Bad deal for Hey Dealer
It was arrogant of me to think that I could offer a word of comfort. I was the one who ended up learning something and was deeply touched. The old Chinese adage that there is no shame in borrowing wisdom from the young dawned upon me as I sat across from 25-year-old Park Jin-woo, who runs the mobile app Hey Dealer, which offers reverse auction on cars. Park was recently forced to close down because he violated motor vehicle regulations.
The controversy over Hey Dealer is ongoing and closely watched as a yardstick of the success of the country’s campaign to nurture a “creative economy.” It is the first test of the old-fashioned style of lawmaking, when traditional brick-and-mortar business and manufacturing was the mainstream. Can it adapt in a fast changing society where information and computerized technology drives the economy?
The online and mobile site was launched last January. It sells second-hand cars to dealers on behalf of its customers. It filtered out 680 dealers under a strict set of rules and deals with a group of 650 scrupulously-selected dealers. In just a year, transactions reached the 30 billion won ($24.7 million) mark. Hey Dealer’s own revenues hit 300 million won. A start-up began by three Seoul National University graduates now has a staff of 15. It received a special loan of 190 million won from the Small and Medium Business Administration granted to promising start-ups. The company abruptly had to switch off its online site on Jan. 5. It became an outlawed business due to a revision in the law on motor vehicles.
Under the revision, anyone auctioning off a car must receive approval from the head of the city or province. To gain approval, the business must own a parking space of more than 3,300 square meters (35,520 square feet) and auction space of more than 200 square meters. That regulation originally applied to brick-and-mortar businesses but the government included online services for consumer protection. The law takes effect from early February.
“Why can’t cars be traded online?” asked Park. “We used to try on shoes but now we buy them online. Shopping malls these days provide all the necessary details - the length, width, color - so that we can save the trip to a store. A strict refund policy also helps. Any company that does not provide such service cannot survive. This is the way of e-commerce. Isn’t this what consumer protection is about?” he said plaintively.
What were authorities thinking when they changed the regulation? In the United States, a company called TrueCar offers a website for both new and used car buyers and dealers. Founded in 2009, the company went public last year. Its market capitalization is now nearly 1 trillion won. There are numerous online car-dealership platforms for used cars in China. E-commerce giant Alibaba has also joined the market. There are a dozen in Japan. “At such rate, the local used-car market could be eaten up by China,” Park said.
He saved his harshest words for the authorities. He has declined to talk to the press because he had to think of his staff and 650 dealers, which are depending on the reopening of the business. A few days earlier, Minister for Land, Infrastructure and Transport Kang Ho-in pledged that the government will revise the law once more to save a business like Park’s.

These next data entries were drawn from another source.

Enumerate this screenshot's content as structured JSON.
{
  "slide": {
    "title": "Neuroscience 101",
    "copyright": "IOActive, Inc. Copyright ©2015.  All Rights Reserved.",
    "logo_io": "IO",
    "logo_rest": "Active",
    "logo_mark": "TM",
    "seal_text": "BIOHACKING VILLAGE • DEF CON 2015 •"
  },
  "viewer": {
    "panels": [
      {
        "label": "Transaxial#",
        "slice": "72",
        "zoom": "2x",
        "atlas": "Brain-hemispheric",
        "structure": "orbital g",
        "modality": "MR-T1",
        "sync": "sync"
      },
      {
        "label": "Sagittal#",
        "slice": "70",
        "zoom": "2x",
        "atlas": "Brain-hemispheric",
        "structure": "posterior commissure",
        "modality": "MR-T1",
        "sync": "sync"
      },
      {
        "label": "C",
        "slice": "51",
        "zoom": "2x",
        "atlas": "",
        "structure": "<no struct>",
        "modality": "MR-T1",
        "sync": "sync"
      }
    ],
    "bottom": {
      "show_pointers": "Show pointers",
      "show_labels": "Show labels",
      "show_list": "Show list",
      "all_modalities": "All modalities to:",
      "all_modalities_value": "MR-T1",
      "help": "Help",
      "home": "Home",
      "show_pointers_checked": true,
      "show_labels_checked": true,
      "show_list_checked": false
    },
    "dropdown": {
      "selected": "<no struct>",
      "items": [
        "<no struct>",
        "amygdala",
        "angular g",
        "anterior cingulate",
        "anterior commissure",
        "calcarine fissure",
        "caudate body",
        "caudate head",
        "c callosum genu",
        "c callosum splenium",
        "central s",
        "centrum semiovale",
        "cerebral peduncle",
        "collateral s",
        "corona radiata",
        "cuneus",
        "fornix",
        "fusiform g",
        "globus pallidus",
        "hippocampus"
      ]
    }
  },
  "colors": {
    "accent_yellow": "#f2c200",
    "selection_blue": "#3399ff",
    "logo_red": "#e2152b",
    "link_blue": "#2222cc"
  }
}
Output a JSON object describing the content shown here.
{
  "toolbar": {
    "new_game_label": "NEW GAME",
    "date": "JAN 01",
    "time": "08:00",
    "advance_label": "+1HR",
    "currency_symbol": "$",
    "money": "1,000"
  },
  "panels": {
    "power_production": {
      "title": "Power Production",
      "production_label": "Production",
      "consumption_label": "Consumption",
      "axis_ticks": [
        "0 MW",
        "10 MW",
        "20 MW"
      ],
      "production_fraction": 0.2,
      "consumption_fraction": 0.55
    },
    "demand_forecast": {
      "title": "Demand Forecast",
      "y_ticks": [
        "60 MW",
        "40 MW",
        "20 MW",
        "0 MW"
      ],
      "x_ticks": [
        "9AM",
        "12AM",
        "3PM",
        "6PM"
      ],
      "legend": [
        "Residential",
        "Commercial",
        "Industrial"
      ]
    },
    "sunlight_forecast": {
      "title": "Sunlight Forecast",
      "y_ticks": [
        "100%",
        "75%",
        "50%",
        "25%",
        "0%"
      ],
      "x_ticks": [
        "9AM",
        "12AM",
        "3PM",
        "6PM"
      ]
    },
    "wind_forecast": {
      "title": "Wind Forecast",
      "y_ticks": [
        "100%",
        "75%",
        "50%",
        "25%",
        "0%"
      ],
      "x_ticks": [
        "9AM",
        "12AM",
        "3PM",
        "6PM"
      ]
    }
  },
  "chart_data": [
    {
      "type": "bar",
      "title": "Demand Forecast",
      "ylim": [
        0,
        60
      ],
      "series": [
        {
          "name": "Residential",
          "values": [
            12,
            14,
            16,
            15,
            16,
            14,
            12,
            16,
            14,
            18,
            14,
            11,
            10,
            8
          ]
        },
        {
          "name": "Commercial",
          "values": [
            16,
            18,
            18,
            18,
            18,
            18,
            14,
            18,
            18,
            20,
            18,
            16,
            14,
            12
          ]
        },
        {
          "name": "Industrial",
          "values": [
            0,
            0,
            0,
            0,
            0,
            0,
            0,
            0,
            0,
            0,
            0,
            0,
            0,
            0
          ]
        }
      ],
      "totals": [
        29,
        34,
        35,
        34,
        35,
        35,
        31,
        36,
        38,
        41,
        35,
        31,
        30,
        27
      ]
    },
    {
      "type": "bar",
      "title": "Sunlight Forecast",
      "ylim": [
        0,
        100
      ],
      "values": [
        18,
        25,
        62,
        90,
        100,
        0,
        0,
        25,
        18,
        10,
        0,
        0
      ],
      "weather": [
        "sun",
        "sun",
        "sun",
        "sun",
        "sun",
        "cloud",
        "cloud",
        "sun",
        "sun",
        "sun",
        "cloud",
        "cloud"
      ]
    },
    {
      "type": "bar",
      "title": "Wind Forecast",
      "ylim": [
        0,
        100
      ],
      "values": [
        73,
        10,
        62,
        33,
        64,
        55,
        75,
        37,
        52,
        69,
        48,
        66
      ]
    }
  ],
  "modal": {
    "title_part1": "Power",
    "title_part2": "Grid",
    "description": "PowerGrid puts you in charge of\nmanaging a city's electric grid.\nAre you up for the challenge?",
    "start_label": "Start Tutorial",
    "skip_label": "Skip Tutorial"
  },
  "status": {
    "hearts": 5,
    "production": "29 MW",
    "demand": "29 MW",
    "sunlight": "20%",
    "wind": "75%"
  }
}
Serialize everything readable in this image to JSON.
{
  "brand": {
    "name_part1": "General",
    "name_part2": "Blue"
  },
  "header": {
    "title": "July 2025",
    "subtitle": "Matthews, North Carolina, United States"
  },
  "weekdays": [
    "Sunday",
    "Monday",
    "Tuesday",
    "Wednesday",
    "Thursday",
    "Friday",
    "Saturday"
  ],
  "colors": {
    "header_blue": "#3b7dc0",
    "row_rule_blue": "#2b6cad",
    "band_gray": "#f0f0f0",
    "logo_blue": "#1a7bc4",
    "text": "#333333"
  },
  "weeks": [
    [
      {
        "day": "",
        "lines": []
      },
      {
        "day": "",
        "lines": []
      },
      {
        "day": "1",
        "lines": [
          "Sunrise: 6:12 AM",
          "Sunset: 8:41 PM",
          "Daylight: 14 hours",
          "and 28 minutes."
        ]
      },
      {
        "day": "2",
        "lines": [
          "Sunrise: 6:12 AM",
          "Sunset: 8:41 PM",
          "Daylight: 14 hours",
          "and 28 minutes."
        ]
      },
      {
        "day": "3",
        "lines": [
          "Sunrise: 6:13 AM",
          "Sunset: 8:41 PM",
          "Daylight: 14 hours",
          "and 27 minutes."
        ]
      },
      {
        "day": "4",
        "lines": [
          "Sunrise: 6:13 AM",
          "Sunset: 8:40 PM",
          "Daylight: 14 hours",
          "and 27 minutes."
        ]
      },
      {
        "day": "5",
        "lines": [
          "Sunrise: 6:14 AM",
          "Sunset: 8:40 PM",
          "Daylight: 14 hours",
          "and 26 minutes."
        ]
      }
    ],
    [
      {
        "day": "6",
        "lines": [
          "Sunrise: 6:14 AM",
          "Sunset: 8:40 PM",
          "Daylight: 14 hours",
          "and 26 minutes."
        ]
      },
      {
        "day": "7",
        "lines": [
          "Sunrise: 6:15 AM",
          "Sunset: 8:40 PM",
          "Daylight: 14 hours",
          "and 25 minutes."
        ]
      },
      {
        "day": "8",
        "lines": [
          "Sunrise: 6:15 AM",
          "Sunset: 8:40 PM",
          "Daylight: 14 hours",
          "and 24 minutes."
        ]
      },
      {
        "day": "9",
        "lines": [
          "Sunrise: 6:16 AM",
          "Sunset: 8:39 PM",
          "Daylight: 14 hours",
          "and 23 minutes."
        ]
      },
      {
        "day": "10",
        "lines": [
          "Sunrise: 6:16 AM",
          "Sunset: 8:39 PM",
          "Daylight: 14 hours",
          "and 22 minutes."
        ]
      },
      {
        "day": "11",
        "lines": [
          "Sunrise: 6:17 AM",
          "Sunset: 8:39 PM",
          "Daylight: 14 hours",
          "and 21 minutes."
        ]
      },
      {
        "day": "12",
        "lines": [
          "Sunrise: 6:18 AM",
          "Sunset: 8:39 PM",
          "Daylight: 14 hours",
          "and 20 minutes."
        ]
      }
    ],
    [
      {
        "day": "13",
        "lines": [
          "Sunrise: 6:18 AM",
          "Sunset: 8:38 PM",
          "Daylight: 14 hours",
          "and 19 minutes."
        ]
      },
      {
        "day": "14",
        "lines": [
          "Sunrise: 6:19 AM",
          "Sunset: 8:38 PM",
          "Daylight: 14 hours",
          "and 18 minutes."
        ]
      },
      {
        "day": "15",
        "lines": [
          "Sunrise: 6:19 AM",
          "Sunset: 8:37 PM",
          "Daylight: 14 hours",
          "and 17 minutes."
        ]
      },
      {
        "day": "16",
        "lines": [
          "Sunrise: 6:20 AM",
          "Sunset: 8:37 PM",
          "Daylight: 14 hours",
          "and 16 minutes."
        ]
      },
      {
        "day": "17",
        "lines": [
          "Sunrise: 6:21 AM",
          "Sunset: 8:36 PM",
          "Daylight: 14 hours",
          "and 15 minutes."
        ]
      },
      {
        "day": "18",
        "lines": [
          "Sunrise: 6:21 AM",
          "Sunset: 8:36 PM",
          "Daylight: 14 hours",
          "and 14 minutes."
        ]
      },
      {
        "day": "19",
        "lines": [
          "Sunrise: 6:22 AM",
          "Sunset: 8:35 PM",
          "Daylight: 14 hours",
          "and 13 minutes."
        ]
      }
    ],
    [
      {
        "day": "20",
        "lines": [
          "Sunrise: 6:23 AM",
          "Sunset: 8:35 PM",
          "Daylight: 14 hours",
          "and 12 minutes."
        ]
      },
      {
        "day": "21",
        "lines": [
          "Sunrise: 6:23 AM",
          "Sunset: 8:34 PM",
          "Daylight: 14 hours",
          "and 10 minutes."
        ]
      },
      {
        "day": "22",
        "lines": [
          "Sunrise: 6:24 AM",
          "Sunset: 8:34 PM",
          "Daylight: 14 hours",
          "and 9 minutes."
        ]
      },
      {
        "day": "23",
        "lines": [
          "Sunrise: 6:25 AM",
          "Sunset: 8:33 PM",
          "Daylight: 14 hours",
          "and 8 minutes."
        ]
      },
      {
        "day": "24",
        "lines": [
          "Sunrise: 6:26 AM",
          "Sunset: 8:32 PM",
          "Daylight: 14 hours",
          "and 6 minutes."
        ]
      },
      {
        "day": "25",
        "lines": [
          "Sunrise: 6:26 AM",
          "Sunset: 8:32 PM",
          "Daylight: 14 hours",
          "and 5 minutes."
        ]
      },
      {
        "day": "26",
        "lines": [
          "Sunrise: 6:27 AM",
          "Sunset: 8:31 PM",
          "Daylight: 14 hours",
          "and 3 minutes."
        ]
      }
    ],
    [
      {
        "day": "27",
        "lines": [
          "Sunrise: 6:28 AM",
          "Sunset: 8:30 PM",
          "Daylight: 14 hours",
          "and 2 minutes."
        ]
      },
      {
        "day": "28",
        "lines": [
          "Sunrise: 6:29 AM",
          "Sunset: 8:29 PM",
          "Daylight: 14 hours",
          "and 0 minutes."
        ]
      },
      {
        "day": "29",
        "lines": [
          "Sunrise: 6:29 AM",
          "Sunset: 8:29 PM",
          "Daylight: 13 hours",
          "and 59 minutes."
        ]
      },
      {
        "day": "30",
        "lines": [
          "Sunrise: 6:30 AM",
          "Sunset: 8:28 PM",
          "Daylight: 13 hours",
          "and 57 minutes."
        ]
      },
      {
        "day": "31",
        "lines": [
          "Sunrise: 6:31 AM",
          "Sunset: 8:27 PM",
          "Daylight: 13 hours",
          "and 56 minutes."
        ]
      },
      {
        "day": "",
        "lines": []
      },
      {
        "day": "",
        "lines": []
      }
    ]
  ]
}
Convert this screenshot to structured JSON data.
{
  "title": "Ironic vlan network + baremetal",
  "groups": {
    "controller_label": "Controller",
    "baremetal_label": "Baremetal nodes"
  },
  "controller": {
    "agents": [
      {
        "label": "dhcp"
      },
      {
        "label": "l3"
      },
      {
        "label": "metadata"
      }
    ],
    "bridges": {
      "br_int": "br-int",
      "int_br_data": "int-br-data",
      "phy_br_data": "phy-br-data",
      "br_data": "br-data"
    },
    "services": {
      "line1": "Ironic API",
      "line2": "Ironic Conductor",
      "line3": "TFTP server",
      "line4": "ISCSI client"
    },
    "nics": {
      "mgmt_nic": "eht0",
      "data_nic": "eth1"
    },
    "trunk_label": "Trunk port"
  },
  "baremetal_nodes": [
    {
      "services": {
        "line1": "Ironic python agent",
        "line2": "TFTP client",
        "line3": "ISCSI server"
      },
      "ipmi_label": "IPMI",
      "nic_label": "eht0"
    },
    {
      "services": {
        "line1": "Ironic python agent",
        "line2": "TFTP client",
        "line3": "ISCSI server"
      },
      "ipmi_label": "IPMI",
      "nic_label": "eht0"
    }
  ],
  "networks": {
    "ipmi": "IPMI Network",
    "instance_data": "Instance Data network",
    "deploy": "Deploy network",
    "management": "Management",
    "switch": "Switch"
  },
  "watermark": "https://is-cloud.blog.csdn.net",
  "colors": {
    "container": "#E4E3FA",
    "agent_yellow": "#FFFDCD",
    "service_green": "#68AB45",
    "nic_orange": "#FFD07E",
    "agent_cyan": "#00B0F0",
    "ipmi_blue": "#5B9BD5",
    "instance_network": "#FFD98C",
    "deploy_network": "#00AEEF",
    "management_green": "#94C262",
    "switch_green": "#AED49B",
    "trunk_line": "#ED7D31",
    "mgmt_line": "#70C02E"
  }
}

Fixing a law over and over does not solve the fundamental problem. The government must work on the entire framework of regulations. Countries like the United States, where start-ups flourish, run things the right way. Whenever a problem occurs, the business or industry discusses the matter with authorities to make modifications. That kind of rational business environment is responsible for the rise of the Decacorns - highly-successful tech start-ups with valuations of over $10 billion - like car-sharing service Uber and space-sharing service Airbnb. In Korea, everything is regulated except for a few market-proven businesses. Kang, the minister, said that “a creative economy cannot be built unless these regulations go.” We second that notion.
The president likes to complain that nothing gets done because of the legislature, which in turn blames her political opposition. She blames the legislature’s stalling of economy-related bills that she believes will help the struggling economy. She is not entirely wrong. What’s more urgent is making new laws to fix the outdated ones. If a child is the country’s future, a start-up is its economy’s future. Thousands of young entrepreneurs will lose hope and passion if an aspiring start-up is stopped by an old regulation that serves to protect the vested interests of mainstream players. In such a habitat, we will never come close to a creative economy. In such a habitat, we will wither.
JoongAng Ilbo, Jan. 21, Page 30
The author is an editorial writer of the JoongAng Ilbo.
by Yi Jung-jae